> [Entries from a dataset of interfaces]

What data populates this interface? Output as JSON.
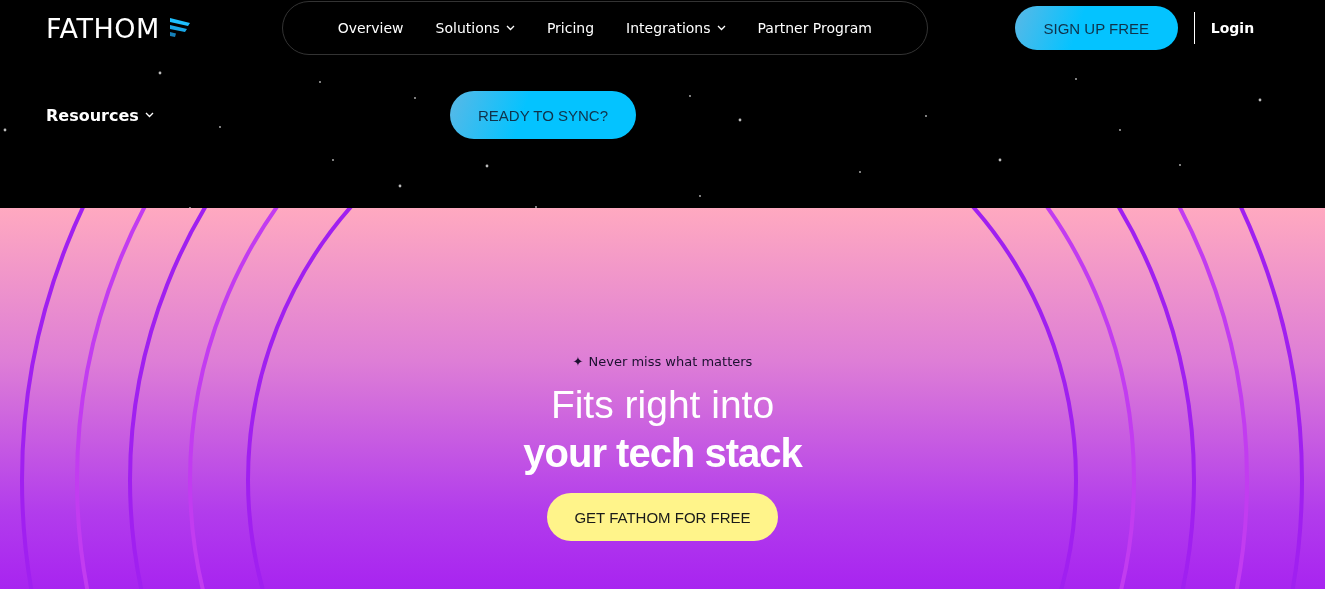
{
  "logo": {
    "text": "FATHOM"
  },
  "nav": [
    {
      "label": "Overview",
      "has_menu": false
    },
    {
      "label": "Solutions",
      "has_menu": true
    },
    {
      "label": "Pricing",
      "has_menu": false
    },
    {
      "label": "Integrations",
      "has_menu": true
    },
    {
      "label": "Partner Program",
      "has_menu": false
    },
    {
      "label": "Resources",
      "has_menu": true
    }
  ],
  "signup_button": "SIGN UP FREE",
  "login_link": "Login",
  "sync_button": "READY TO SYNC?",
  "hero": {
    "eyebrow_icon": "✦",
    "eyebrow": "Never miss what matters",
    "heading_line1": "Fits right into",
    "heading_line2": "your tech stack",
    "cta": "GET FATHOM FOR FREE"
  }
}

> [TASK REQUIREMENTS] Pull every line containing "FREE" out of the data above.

> [ANSWER TO THE EXERCISE]
  "signup_button": "SIGN UP FREE",
    "cta": "GET FATHOM FOR FREE"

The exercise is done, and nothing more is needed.